"The dangerous reflex to hike rates, no matter the causes of inflation, is both a policy failure and a failure to imagine a world in which workers are anything other than expendable," said one economist.
Progressives on Wednesday rebuked the U.S. Federal Reserve for raising interest rates by another 25 basis points, arguing that the move threatens to throw millions of people out of work while failing to address the root causes of inflation.
Wednesday's interest rate hike—the 11th in 16 months—pushes benchmark borrowing costs to a target range of 5.25%-5.5%, their highest level since early 2001. It also ignores the advice of numerous academics and lawmakers who have long contended that job-killing rate hikes are incapable of tackling the corporate price gouging that is contributing significantly to the cost-of-living crisis.
Last month, the Fed announced that it would temporarily pause rate hikes after 10 consecutive increases since March 2022. As inflation showed signs of easing, a chorus of economic experts urged the nation's central bank to maintain the freeze, warning that a return to the status quo ante could needlessly push the economy into a recession.
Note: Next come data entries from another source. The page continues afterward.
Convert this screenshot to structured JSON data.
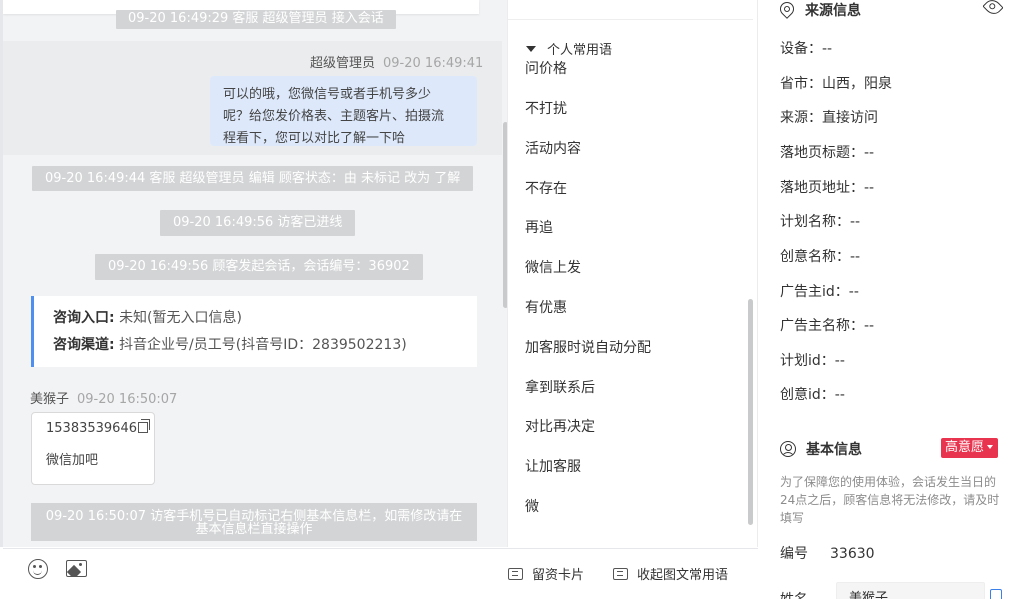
{
  "chat": {
    "sys_agent_joined": "09-20 16:49:29 客服 超级管理员 接入会话",
    "agent_name": "超级管理员",
    "agent_time": "09-20 16:49:41",
    "agent_message_lines": [
      "可以的哦，您微信号或者手机号多少",
      "呢？给您发价格表、主题客片、拍摄流",
      "程看下，您可以对比了解一下哈"
    ],
    "sys_status_change": "09-20 16:49:44 客服 超级管理员 编辑 顾客状态：由 未标记 改为 了解",
    "sys_visitor_entered": "09-20 16:49:56 访客已进线",
    "sys_session_started": "09-20 16:49:56 顾客发起会话，会话编号：36902",
    "info_card": {
      "entry_label": "咨询入口:",
      "entry_value": "未知(暂无入口信息)",
      "channel_label": "咨询渠道:",
      "channel_value": "抖音企业号/员工号(抖音号ID：2839502213)"
    },
    "visitor_name": "美猴子",
    "visitor_time": "09-20 16:50:07",
    "visitor_phone": "15383539646",
    "visitor_text": "微信加吧",
    "sys_auto_mark_line1": "09-20 16:50:07 访客手机号已自动标记右侧基本信息栏，如需修改请在",
    "sys_auto_mark_line2": "基本信息栏直接操作"
  },
  "toolbar": {
    "emoji_icon": "emoji-icon",
    "image_icon": "image-icon",
    "lead_card_label": "留资卡片",
    "collapse_phrases_label": "收起图文常用语"
  },
  "phrases": {
    "group_label": "个人常用语",
    "items": [
      "问价格",
      "不打扰",
      "活动内容",
      "不存在",
      "再追",
      "微信上发",
      "有优惠",
      "加客服时说自动分配",
      "拿到联系后",
      "对比再决定",
      "让加客服",
      "微"
    ]
  },
  "source_info": {
    "title": "来源信息",
    "fields": [
      "设备：--",
      "省市：山西，阳泉",
      "来源：直接访问",
      "落地页标题：--",
      "落地页地址：--",
      "计划名称：--",
      "创意名称：--",
      "广告主id：--",
      "广告主名称：--",
      "计划id：--",
      "创意id：--"
    ]
  },
  "basic_info": {
    "title": "基本信息",
    "intent_badge": "高意愿",
    "hint": "为了保障您的使用体验，会话发生当日的24点之后，顾客信息将无法修改，请及时填写",
    "id_label": "编号",
    "id_value": "33630",
    "name_label": "姓名",
    "name_value": "美猴子"
  },
  "colors": {
    "accent_blue": "#4f8ff0",
    "agent_bubble": "#dde9fb",
    "system_pill": "#d3d4d6",
    "intent_badge": "#e8344e"
  }
}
Wednesday's widely anticipated resumption of rate increases set off a firestorm of criticism.
"The Fed should end its rate hiking campaign for good."
"The Fed's unprecedented interest rate hike spree has done little to curb corporate price gouging," Liz Zelnick, director of Economic Security & Corporate Power at Accountable.US, said in a statement. "Instead, it's made it way too expensive for many average Americans to borrow money."
"No thanks to the Fed, fewer Americans are able to buy homes or new cars, and manufacturing jobs are less in demand," Zelnick noted. "For the Fed to raise rates again after a brief pause is like ripping the bandages off deep economic wounds that haven't begun to heal."
In a letter sent to Powell on Tuesday, the first of the two-day Federal Open Market Committee meeting, Sen. Elizabeth Warren (D-Mass.) lamented that the unemployment rate for Black workers jumped 1.3 percentage points to 6% in June, potentially signaling imminent trouble for the labor market as a whole.
"This recent data is alarming and underscores the dangers of the Fed's aggressive rate-hike campaign," Warren wrote. "Extensive research shows that Black workers are usually among the first to lose their jobs when the labor market falters. Accordingly, sharp increases in Black unemployment can be 'a strong predictor of an impending recession.'"
In a Wednesday statement, California Community Builders CEO Adam Briones said that Powell "needs to be more forthright about the communities who will be collateral damage from Fed's chosen inflation-fighting tool."
"Inducing a national unemployment rate of over 4% by the end of the year, as the Fed projects, will likely create close to 8% Black unemployment," said Briones. "That's hardly the 'soft landing' economists are so fond of."
At the start of the Fed's monthslong campaign to lift interest rates, Powell admitted that his goal was to "get wages down." According to Powell, workers' rising pay—the product of low unemployment, which increases labor's bargaining power—is to blame for rising prices, so the solution is to increase unemployment, which will decrease wages and then prices.
Powell appears to be sticking to this widely discredited theory of a wage-price spiral despite mounting evidence of profit-led inflation.
A growing body of work has shown that the current cost-of-living crisis is the outcome of a combination of nonwage factors. Notably, the Covid-19 pandemic and Russia's invasion of Ukraine both disrupted international supply chains that had been rendered fragile by decades of neoliberal globalization. Highly consolidated corporations, meanwhile, have capitalized on myriad emergencies to justify price hikes that far outpace the increased costs of doing business. As a result, windfall profits soared to $1 trillion per year in 2021 and 2022.
"For the Fed to raise rates again after a brief pause is like ripping the bandages off deep economic wounds that haven't begun to heal."
"Chair Powell and the Fed continue to push the false choice peddled by inflation hawks that we have to choose between a strong labor market and lower prices," Groundwork Collaborative executive director Lindsay Owens said Tuesday in a statement. "The data show that we can have both."
"The dangerous reflex to hike rates, no matter the causes of inflation, is both a policy failure and a failure to imagine a world in which workers are anything other than expendable," Owens added. "The Fed should end its rate hiking campaign for good."
That sentiment was echoed by Zelnick.
"Rather than jeopardize millions of jobs and keep families from getting ahead, the Fed should take a seat and let Congress go after corporate profiteers driving up costs," said Zelnick.
The legislation was not brought to the floor when Democrats held the House. Now that the chamber is controlled by Republicans, its passage appears even less likely.